A big challenge with an independent shop is how to keep their technician workforce trained in emerging technologies. Without ongoing upgrade training, a shop will ultimately become obsolete. Continuing education training is available but it takes a significant investment in time, money, and planning to keep updated.

An independent repair shop that works on many makes will typically focus on more generic training that covers systems that are typically found on all cars. For a comprehensive list of aftermarket continuing education training, see the Continuing Education Training Lesson.

Employer Training Plan

Some of the points that should be addressed when evaluating a shop as a potential employer.

Written Training Plan

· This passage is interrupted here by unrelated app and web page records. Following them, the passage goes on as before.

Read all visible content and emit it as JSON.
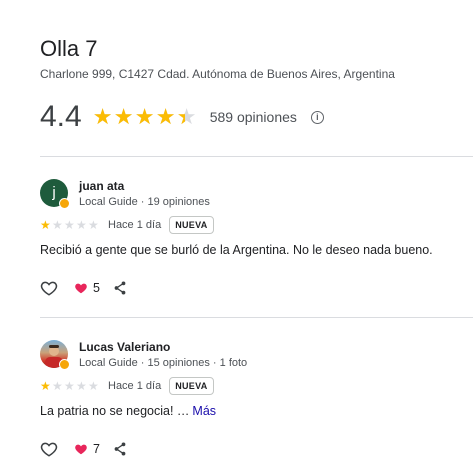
{
  "place": {
    "name": "Olla 7",
    "address": "Charlone 999, C1427 Cdad. Autónoma de Buenos Aires, Argentina",
    "rating": "4.4",
    "rating_fraction": 0.88,
    "reviews_count": "589 opiniones",
    "info_icon": "info-icon"
  },
  "colors": {
    "star": "#fbbc04",
    "star_empty": "#dadce0",
    "heart": "#e8265b",
    "avatar_juan": "#1e5b3c",
    "link": "#1a0dab"
  },
  "reviews": [
    {
      "avatar_letter": "j",
      "name": "juan ata",
      "meta": "Local Guide · 19 opiniones",
      "stars": 1,
      "date": "Hace 1 día",
      "badge": "NUEVA",
      "text": "Recibió a gente que se burló de la Argentina. No le deseo nada bueno.",
      "more": "",
      "likes": "5"
    },
    {
      "avatar_letter": "",
      "name": "Lucas Valeriano",
      "meta": "Local Guide · 15 opiniones · 1 foto",
      "stars": 1,
      "date": "Hace 1 día",
      "badge": "NUEVA",
      "text": "La patria no se negocia! …",
      "more": "Más",
      "likes": "7"
    }
  ]
}
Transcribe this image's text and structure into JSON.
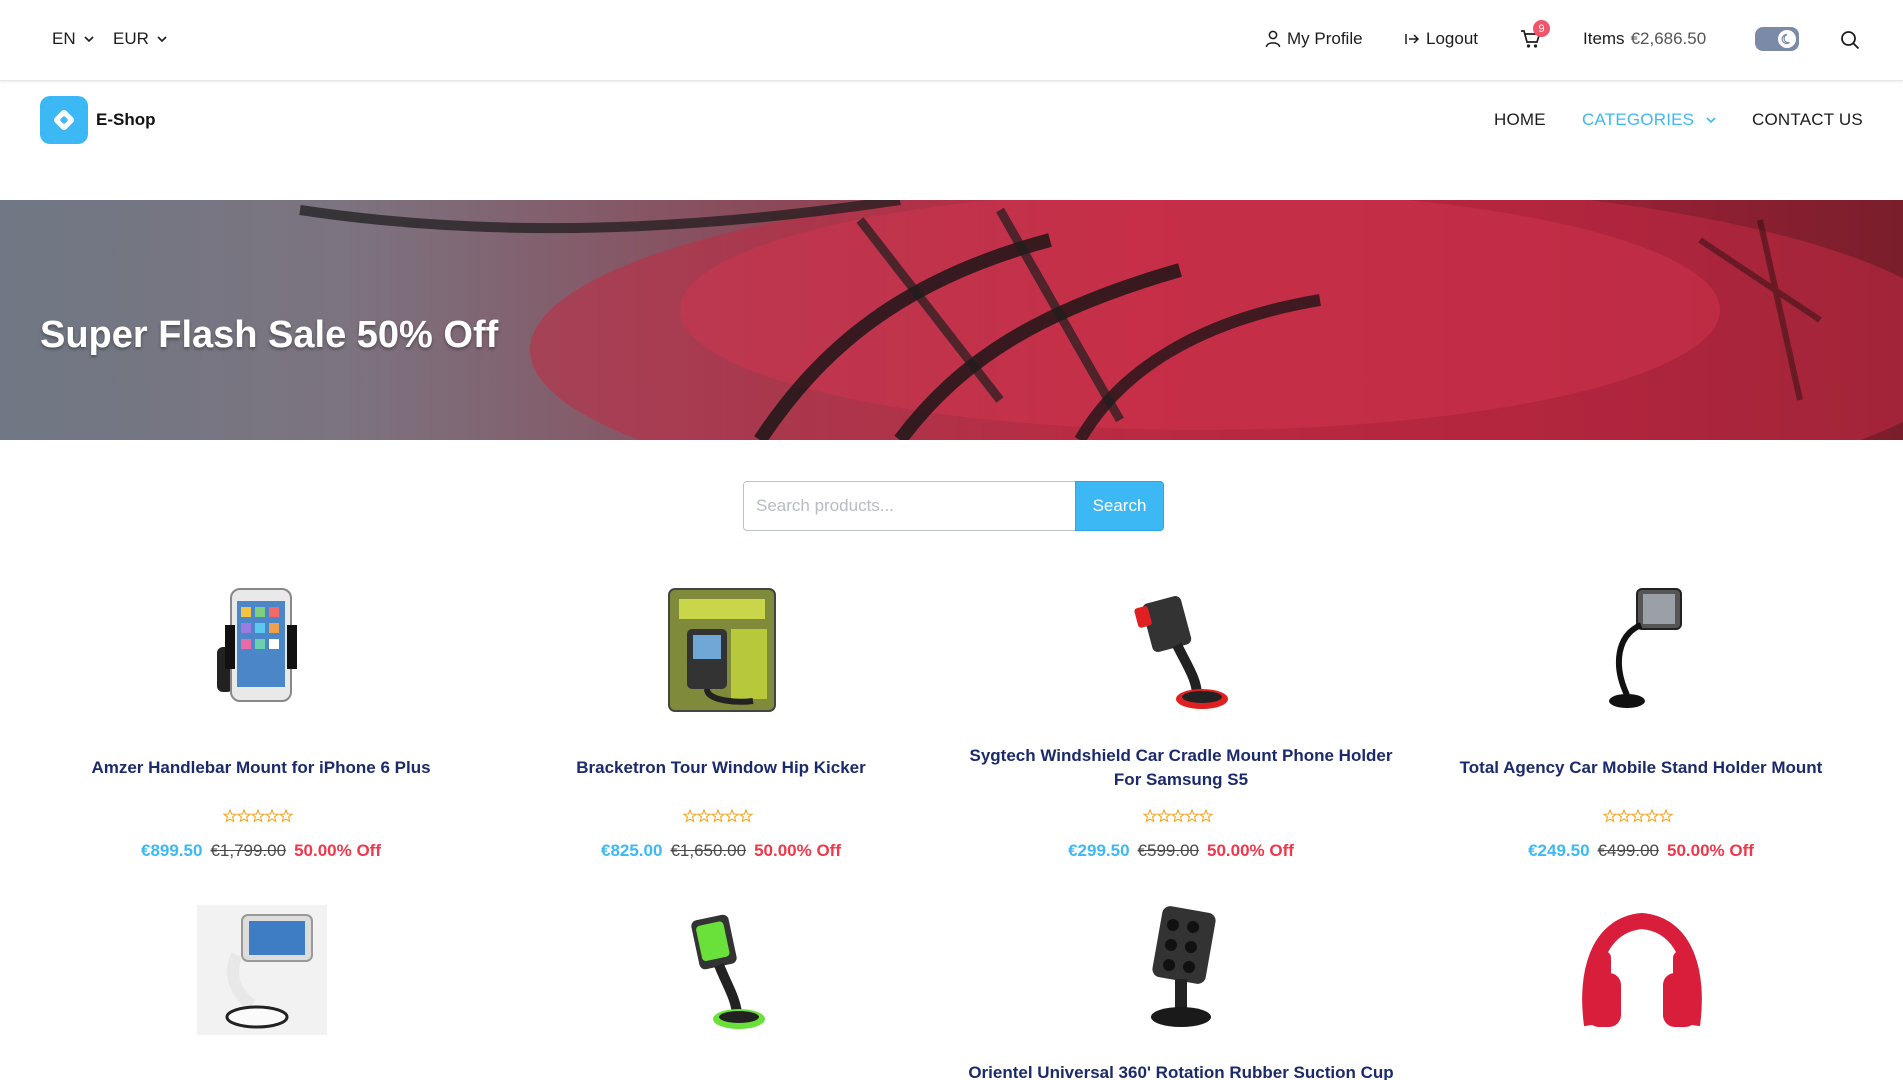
{
  "topbar": {
    "language": "EN",
    "currency": "EUR",
    "profile_label": "My Profile",
    "logout_label": "Logout",
    "cart_count": "9",
    "items_label": "Items",
    "items_total": "€2,686.50"
  },
  "header": {
    "logo_text": "E-Shop",
    "nav": {
      "home": "HOME",
      "categories": "CATEGORIES",
      "contact": "CONTACT US"
    }
  },
  "banner": {
    "title": "Super Flash Sale 50% Off"
  },
  "search": {
    "placeholder": "Search products...",
    "button_label": "Search"
  },
  "colors": {
    "accent": "#3cb9f5",
    "discount": "#f0374b",
    "title": "#1b2a6b",
    "badge": "#f0556b"
  },
  "products": [
    {
      "title": "Amzer Handlebar Mount for iPhone 6 Plus",
      "price": "€899.50",
      "old_price": "€1,799.00",
      "discount": "50.00% Off"
    },
    {
      "title": "Bracketron Tour Window Hip Kicker",
      "price": "€825.00",
      "old_price": "€1,650.00",
      "discount": "50.00% Off"
    },
    {
      "title": "Sygtech Windshield Car Cradle Mount Phone Holder For Samsung S5",
      "price": "€299.50",
      "old_price": "€599.00",
      "discount": "50.00% Off"
    },
    {
      "title": "Total Agency Car Mobile Stand Holder Mount",
      "price": "€249.50",
      "old_price": "€499.00",
      "discount": "50.00% Off"
    },
    {
      "title": "",
      "price": "",
      "old_price": "",
      "discount": ""
    },
    {
      "title": "",
      "price": "",
      "old_price": "",
      "discount": ""
    },
    {
      "title": "Orientel Universal 360' Rotation Rubber Suction Cup",
      "price": "",
      "old_price": "",
      "discount": ""
    },
    {
      "title": "",
      "price": "",
      "old_price": "",
      "discount": ""
    }
  ]
}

  • Does the potential employer have a plan (preferably written) on how to keep the shop’s technicians trained on emerging technologies?
  • It is ultimately the shop owner’s responsibility to set the policy on training and a serious commitment to ongoing training should be defined in a written plan.

Training Budget / Funding

  • Does the shop fund upgrade training? If so, what costs is the shop willing to pay for?
    • The cost to enroll techs in training
    • The tech’s travel cost to attend the training
    • The tech’s lost wages while attending training held during working hours
    • Training Incentives
    • Is there an incentive plan for techs to become trained at higher levels?

Fringe Benefits

Fringe benefits in the automotive service industry shouldn’t be much different than other responsible employers in the technical services industry. In reality, the automotive repair industry is in competition with more than just the other shop down the street. They are ultimately competing with other transportation and service-related careers such as:

  • Heavy Equipment / Diesel Technician
  • Aircraft Mechanic
  • Wind Turbine Technician
  • Industrial Machinery Mechanic